Caroline Griffith credits her diverse family background for the joy she has found in her career.
Griffith is a member of the Employee Life Cycle Team in the SFPUC’s Human Resource Services department (HRS), where she updates and maintains both SFPUC and City and County of SF (CCSF) systems to reflect employees’ employment status. Her main responsibilities include processing various employee requests, including conviction history reviews, administrative leaves, verification of employment, starting salary negotiations, and probation status for new employees. Her favorite tasks include hosting a virtual meet and greet where she and her team welcome and introduce new employees and those transferring from other CCSF departments to the SFPUC. In addition, Griffith has enjoyed being a member of the HRS all-hands planning committee, where she has helped to organize bi-monthly staff meetings to share updates, attend workshops, and host safety tailgate training.
Griffith’s mother is of German descent and she grew up in Oakland, California.

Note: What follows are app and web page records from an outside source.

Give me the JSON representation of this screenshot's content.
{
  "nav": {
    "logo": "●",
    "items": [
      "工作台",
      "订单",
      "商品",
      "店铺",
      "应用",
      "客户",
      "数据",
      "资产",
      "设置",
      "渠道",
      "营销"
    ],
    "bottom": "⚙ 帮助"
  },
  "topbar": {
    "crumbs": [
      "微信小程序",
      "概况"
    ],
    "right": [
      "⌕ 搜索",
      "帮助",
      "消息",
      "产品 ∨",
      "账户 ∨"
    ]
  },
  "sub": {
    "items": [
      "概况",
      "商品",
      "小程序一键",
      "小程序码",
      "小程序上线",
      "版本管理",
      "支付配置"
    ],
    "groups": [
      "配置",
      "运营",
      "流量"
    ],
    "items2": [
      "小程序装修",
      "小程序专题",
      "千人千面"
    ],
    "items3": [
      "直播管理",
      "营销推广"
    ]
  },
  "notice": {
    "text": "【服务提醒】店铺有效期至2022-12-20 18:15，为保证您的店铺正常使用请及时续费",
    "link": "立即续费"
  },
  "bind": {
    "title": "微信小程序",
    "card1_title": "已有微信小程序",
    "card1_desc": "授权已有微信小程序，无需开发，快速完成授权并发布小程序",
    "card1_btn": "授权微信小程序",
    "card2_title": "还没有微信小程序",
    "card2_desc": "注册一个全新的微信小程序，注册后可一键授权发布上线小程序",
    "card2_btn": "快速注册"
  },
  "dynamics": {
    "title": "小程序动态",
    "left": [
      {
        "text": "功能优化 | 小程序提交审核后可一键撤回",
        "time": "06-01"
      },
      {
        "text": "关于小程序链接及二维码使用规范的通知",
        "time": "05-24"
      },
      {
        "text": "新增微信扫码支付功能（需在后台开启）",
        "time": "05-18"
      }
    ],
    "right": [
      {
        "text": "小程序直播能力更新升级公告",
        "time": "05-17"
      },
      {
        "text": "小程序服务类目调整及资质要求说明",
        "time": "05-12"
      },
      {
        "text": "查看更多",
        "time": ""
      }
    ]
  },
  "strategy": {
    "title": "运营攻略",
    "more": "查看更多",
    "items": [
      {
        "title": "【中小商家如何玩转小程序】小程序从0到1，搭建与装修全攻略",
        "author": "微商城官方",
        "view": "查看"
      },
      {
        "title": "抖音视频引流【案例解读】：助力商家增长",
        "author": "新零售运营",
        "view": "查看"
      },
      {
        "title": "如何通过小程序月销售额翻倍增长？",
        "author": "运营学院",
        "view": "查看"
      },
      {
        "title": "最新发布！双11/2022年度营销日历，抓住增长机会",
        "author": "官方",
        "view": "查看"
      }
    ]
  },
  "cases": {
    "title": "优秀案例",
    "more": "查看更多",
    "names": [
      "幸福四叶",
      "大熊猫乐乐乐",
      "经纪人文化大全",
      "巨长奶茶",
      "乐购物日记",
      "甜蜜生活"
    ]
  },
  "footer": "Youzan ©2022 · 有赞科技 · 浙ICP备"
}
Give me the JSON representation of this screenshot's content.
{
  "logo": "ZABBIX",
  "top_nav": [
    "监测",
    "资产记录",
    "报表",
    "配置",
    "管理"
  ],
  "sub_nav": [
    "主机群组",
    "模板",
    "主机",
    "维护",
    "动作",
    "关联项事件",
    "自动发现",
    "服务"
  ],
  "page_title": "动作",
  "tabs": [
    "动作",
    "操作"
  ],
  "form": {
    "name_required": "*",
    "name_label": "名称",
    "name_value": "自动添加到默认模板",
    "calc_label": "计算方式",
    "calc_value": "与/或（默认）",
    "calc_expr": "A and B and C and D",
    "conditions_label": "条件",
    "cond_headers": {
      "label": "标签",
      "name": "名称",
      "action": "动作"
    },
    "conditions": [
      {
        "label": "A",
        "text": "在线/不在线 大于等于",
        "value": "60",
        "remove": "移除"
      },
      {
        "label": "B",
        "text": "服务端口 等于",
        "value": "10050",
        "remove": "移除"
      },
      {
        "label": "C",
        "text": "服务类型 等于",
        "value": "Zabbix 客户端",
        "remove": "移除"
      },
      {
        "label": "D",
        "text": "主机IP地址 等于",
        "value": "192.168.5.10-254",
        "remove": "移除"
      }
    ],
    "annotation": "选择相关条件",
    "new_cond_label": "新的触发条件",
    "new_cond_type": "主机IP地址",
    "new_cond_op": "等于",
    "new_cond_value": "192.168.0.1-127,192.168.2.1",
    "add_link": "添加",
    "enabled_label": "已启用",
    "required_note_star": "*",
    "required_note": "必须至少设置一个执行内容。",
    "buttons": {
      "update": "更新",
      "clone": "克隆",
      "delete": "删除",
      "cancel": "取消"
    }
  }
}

Her father is of Spanish, Indigenous, and Italian descent and he grew up in Lima, Peru. “My maternal grandmother moved my mom from Oakland to Lima to attend High School and live with a family she knew from her brother, who married a Peruvian-American nurse,” she shared. “This family cared for my mother and treated her like their daughter.”
In 1980, Griffith’s mother graduated High School from Colegio María Reina in Lima. The school endorsed Catholic values and met the equivalency of a high school diploma in the United States. During high school, Griffith’s parents dated, and then ten years later, gave birth to her in California. “My mom and grandmother loved the different aspects of Peru, including the family-oriented and Catholic-based culture, good food, and lively society,” she said.
Griffith shared that her cultural background has contributed towards her work in human resource services. “For example, in Peru, people are generally hospitable, warm, kind, and welcoming. When I collaborate with colleagues in HRS, I strive to show respect and kindness towards people and work with others to solve problems and complete projects,” she explained. “Whether giving credit to a colleague for their work or delivering sincere appreciation when I receive assistance, I aim to maintain mutually beneficial relationships with colleagues.”
In reflection of Hispanic Heritage Month, Griffith shared it is a time to celebrate the diversity and contributions of Hispanic and Latinx Americans. “It is important to recognize the variety of cultures, regions, and racial backgrounds amongst Latinx and Hispanics,” she said. “Generally, Hispanics are connected through the Spanish language. People who identify as Latinx can be Hispanic, people from Latin America (not including Spain), those from Portugal or Portuguese-speaking Brazil. There are over 20 countries in Central and South America, and I think the diversity amongst Hispanic and Latinx people is a beautiful part of life.”